Just like Marilyn Monroe, U.S. Attorney for the Southern District of New York Preet Bharara flutters all around video and print, without being knowable. That's why we remain fixated on him, his righteous pursuit of the bad guys like Raj Rajaratnam, and his next move.
On June 27, 2011 THE NEW YORKER published an in-depth article on Bharara. Then and there I recognized America had another Monroe, an outsized personality that was everywhere and always just beyond reach. Since he seemed to not be a seeming self-destruct like Eliot Spitzer, I knew he would be around a long time, seducing us into getting to know him and leaving us scratching our head. Google the guy and he has been interviewed by every brandname from Jim Cramer to Charlie Rose.
So, like Monroe, forevermore there will be films, books, and columns about him. In "My Week With Marilyn," Michelle Williams does a brilliant job of portraying Monroe as a code which can't be broken. "Marilyn: The Passion and the Paradox" by Lois Banner concedes the same thing.

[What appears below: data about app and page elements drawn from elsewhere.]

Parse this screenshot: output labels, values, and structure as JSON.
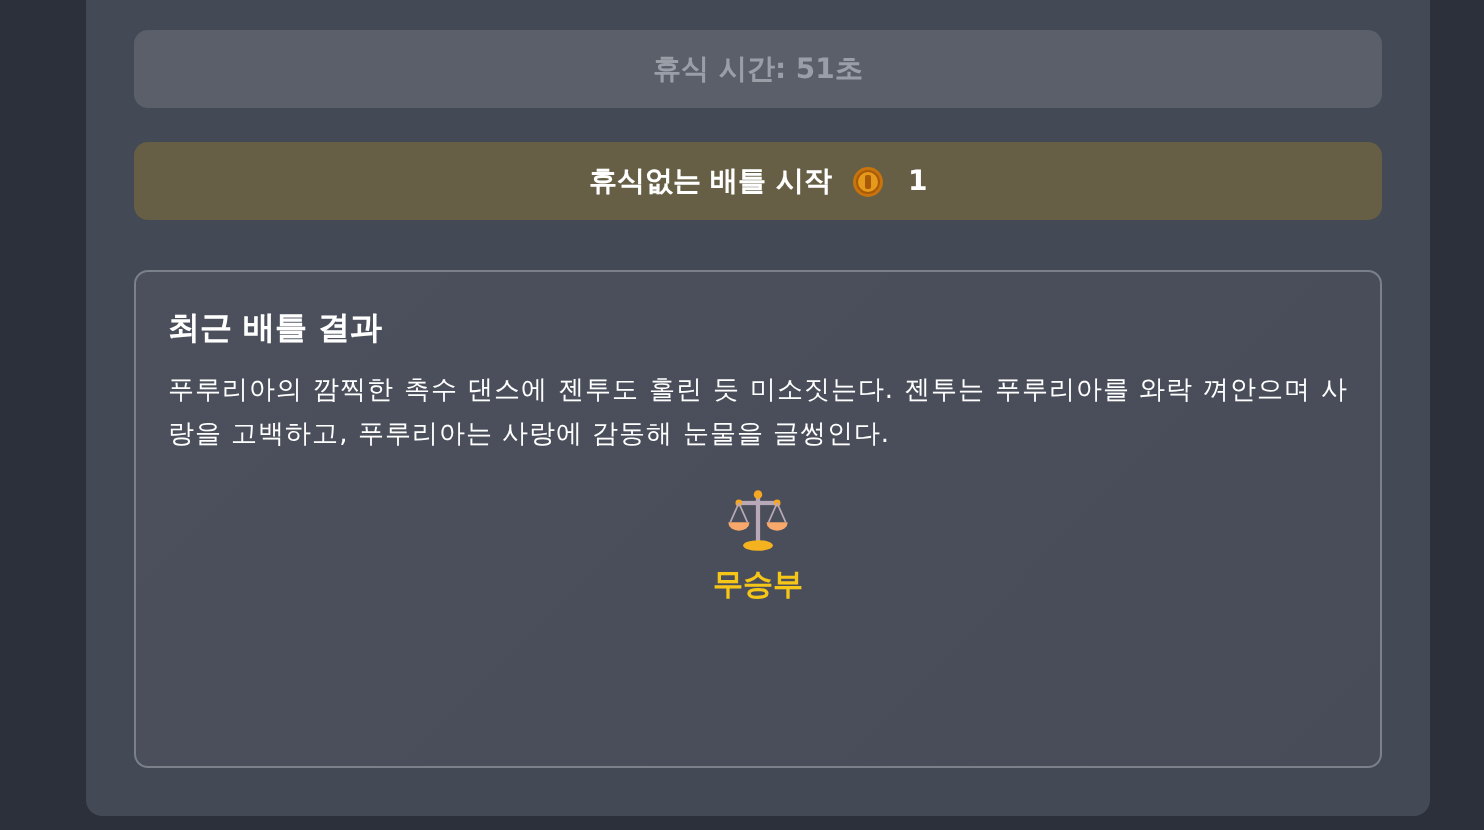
{
  "rest_button": {
    "label": "휴식 시간: 51초",
    "disabled": true
  },
  "battle_button": {
    "label": "휴식없는 배틀 시작",
    "cost": "1",
    "disabled": false
  },
  "recent_battle": {
    "title": "최근 배틀 결과",
    "description": "푸루리아의 깜찍한 촉수 댄스에 젠투도 홀린 듯 미소짓는다. 젠투는 푸루리아를 와락 껴안으며 사랑을 고백하고, 푸루리아는 사랑에 감동해 눈물을 글썽인다.",
    "outcome": {
      "kind": "draw",
      "label": "무승부"
    }
  }
}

And in THE NEW YORK TIMES today Maureen Dowd posits that the persona Monroe supposedly created was so powerful that it keeps on seducing. I argue that Monroe didn't create it or even understand it. Like the Grand Canyon it was just there, much like the superhero entity Bharara represents.
Other lawmen, both in government and in law firms, who want to incorporate this mystique can do it. Likely it won't be as magnificent as Bharara's but it will serve a professional purpose of attracting the right kind of attention. Hint: Hold back, let others project their fantasies of what an iconic lawman is onto you. Don't resist. Pretend you don't notice.